The word “codex” in the title “Codex Mexico” reminds one both of the origins of Western book publication in the early manuscript books called codices of Roman law and Christian scriptures, and of those discovered by Europeans in Meso-America where an entirely separate and independent process had created the famous Aztec and Mayan codices and those of the Zapotecs in Oaxaca. These pre-Columbian codices were tragically burned by the conquistadores and the evangelizing Spanish Catholic missionaries; very few survived — less than a dozen of these pictographic and syllabary accounts of the history, beliefs, and astronomical accounts of these fascinating and still alive early Mexican cultures.

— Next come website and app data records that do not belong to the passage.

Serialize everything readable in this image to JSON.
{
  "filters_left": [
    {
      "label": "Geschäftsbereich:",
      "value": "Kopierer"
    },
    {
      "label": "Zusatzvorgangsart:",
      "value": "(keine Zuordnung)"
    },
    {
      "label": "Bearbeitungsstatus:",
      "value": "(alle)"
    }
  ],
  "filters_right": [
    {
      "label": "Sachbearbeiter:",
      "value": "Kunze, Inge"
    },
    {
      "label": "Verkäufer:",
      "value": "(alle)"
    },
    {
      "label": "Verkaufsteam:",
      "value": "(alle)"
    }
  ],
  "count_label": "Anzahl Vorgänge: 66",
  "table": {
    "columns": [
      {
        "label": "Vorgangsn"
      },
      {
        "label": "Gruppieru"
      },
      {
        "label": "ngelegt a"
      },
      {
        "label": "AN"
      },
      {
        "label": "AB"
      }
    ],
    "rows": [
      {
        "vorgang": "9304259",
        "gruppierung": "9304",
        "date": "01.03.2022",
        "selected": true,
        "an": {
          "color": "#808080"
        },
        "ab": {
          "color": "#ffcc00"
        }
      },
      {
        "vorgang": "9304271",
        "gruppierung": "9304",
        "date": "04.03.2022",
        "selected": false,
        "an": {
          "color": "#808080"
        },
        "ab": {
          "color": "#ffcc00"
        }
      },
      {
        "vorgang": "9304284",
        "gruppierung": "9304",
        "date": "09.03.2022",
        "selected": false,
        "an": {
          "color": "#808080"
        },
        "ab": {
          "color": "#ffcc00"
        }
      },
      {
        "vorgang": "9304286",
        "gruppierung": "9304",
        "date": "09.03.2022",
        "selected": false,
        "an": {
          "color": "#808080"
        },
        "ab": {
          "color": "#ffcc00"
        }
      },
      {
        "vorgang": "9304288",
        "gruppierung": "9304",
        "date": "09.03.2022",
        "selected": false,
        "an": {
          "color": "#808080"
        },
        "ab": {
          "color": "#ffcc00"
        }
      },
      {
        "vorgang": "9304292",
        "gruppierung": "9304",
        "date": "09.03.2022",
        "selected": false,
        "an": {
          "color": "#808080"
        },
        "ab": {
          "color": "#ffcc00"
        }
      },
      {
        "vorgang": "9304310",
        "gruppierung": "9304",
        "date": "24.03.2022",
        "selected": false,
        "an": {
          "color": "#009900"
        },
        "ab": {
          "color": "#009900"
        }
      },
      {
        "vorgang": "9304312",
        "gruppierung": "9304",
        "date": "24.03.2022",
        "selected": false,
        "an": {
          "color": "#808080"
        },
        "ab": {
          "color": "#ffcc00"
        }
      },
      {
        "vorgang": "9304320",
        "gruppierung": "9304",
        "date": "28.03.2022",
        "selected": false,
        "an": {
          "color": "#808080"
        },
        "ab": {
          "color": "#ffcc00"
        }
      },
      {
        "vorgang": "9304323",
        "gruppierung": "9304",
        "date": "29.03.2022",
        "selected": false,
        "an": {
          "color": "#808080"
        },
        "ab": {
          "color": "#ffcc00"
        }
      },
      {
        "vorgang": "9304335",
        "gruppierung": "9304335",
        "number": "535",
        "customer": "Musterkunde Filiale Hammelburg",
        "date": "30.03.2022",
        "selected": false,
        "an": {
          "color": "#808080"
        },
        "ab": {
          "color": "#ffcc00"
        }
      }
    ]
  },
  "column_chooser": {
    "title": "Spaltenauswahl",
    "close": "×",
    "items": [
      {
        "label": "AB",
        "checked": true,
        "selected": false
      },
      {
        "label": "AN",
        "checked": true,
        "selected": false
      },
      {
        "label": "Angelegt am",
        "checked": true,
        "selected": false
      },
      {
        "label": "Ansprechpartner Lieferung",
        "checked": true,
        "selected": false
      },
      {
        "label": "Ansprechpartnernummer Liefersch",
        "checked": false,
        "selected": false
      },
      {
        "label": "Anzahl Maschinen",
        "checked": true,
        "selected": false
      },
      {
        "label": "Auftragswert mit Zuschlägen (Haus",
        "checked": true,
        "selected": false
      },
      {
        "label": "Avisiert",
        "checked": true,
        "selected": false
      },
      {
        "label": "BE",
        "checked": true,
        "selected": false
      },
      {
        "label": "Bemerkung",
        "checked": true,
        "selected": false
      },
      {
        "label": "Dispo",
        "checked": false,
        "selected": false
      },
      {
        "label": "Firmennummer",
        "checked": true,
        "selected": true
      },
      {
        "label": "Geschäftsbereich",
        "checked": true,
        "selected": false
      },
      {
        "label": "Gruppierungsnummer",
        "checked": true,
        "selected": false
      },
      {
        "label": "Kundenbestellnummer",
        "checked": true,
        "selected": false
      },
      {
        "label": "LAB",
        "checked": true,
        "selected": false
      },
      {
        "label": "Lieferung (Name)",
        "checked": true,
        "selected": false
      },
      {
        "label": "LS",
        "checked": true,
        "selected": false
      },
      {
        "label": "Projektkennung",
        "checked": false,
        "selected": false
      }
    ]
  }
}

Ironically, far more survived of those codices that were produced in the post-conquering period when indigenous scribes together with Spanish monks created new codices that combined Indian pictographs representing images, symbols, and syllables with Spanish language text.

“Codex Mexico” as an exhibition in collaboration with the Stanford University Libraries is further enriched with the inclusion of outstanding examples from the  Codex Foundation in Berkley, California and that of Codex Australia, all of which reflect, at the least, a mini-revival in the production of fine press and handmade books.

The exhibition opens with examples of powerful graphics and revolutionary writings. My favorite is one of the first objects on display — an oversize, two-leaf work of text and printed image encased in blood-red book covers of the type no doubt carried as meeting folders by members of the Council of the Indies. The work is entitled Esclavos (Slaves), with text on one side by the distinguished economist and political historian Antonio Garcia De Leon, author of Chiapas: Resistance and Utopia, and, facing Garcia’s text on the other side, a stylized and surreal cutaway depiction, frighteningly colored, of hundreds of slaves chained row after row in the hold of a ship while enduring the lethal middle passage — this as pictured in an etching by Oaxaca’s great graphic artist and draftsman Francisco Toledo.

Saúl Kaminer, Esclavos. For this work, Kaminer collaborated   with poet Esther Seligson, spending time in the studio  poring over images.

Saúl Kaminer, Esclavos. For this work, Kaminer collaborated with poet Esther Seligson, spending time in the studio poring over images.

A very different and poignantly elegiac work is The Lost Diary of Sacajawea, with text in the form of a poem by Debra Magpie Earling and photographic interventions  concocted by Peter Rutledge Koch, founder of the Codex Foundation. This work is bound in what appears to be a replica of the kind of stiff leather map case which could have been carried by Lewis and Clark on their overland expedition across the Louisiana Purchase to the Pacific Ocean. Beautifully printed, the opened page in the catalog illustration of this bravura work is from the poem and is titled “Building Mandam Camp.” It includes these first two stanzas:

“There is no fever / like the fever of white men building / the sound of trees falling / hissing / the sound of branches snapping, cracking, dying.

“Building / they are building their houses. / One day their buildings will devour the sky.”

These exemplary examples of extraordinary, handmade fine press books filled the entirety of the Institute’s handsome first and fourth floor galleries. And, “Codex Mexico” was replete with examples as fine as these first two; it was also full of novel, accordion-style gatherings of leaves, astounding bindings and book boxes, glorious reproductions of paintings, photographs, and colored etchings. The prints and drawings illustrating all of these books were uniformly exquisite. “Codex Mexico” continued through June, 2013.